● What the task asks
Nothing but the lines from the one containing "Serialize everything readable" through the end of the entries should be set down, each exactly as written.

╔══

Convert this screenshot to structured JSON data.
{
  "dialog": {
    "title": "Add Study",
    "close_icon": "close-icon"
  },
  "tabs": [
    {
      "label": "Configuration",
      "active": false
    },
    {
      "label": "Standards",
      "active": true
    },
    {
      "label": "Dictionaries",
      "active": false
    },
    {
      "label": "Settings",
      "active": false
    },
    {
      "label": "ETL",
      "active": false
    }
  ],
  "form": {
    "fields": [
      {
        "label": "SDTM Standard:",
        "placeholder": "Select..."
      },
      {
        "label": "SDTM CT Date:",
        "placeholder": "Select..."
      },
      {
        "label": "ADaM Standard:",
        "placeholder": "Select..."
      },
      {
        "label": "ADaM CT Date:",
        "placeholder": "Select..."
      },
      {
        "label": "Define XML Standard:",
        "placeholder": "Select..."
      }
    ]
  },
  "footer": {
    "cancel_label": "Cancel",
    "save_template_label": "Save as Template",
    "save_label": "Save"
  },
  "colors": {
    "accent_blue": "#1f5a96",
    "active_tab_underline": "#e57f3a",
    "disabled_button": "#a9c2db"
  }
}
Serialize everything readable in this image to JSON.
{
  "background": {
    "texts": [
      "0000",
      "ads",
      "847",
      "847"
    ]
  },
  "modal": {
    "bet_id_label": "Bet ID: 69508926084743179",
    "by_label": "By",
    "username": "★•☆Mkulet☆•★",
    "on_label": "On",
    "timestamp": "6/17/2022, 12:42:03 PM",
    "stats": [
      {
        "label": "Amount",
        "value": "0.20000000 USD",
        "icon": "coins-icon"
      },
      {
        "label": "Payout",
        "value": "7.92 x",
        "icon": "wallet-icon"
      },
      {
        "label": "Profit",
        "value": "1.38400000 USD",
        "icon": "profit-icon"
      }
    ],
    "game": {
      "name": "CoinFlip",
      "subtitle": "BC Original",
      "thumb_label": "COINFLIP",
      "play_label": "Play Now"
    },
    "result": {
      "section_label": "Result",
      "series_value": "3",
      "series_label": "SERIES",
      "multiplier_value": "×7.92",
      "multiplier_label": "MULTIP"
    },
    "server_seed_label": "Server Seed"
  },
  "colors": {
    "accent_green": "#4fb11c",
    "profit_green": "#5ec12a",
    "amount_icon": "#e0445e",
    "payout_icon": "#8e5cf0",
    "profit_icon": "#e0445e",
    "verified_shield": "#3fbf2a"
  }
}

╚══

● Written answer
Serialize everything readable in this image to JSON.
{
  "background": {
    "texts": [
      "0000",
      "ads",
      "847",
      "847"
    ]
  },
  "modal": {
    "bet_id_label": "Bet ID: 69508926084743179",
    "by_label": "By",
    "username": "★•☆Mkulet☆•★",
    "on_label": "On",
    "timestamp": "6/17/2022, 12:42:03 PM",
    "stats": [
      {
        "label": "Amount",
        "value": "0.20000000 USD",
        "icon": "coins-icon"
      },
      {
        "label": "Payout",
        "value": "7.92 x",
        "icon": "wallet-icon"
      },
      {
        "label": "Profit",
        "value": "1.38400000 USD",
        "icon": "profit-icon"
      }
    ],
    "game": {
      "name": "CoinFlip",
      "subtitle": "BC Original",
      "thumb_label": "COINFLIP",
      "play_label": "Play Now"
    },
    "result": {
      "section_label": "Result",
      "series_value": "3",
      "series_label": "SERIES",
      "multiplier_value": "×7.92",
      "multiplier_label": "MULTIP"
    },
    "server_seed_label": "Server Seed"
  },
  "colors": {
    "accent_green": "#4fb11c",
    "profit_green": "#5ec12a",
    "amount_icon": "#e0445e",
    "payout_icon": "#8e5cf0",
    "profit_icon": "#e0445e",
    "verified_shield": "#3fbf2a"
  }
}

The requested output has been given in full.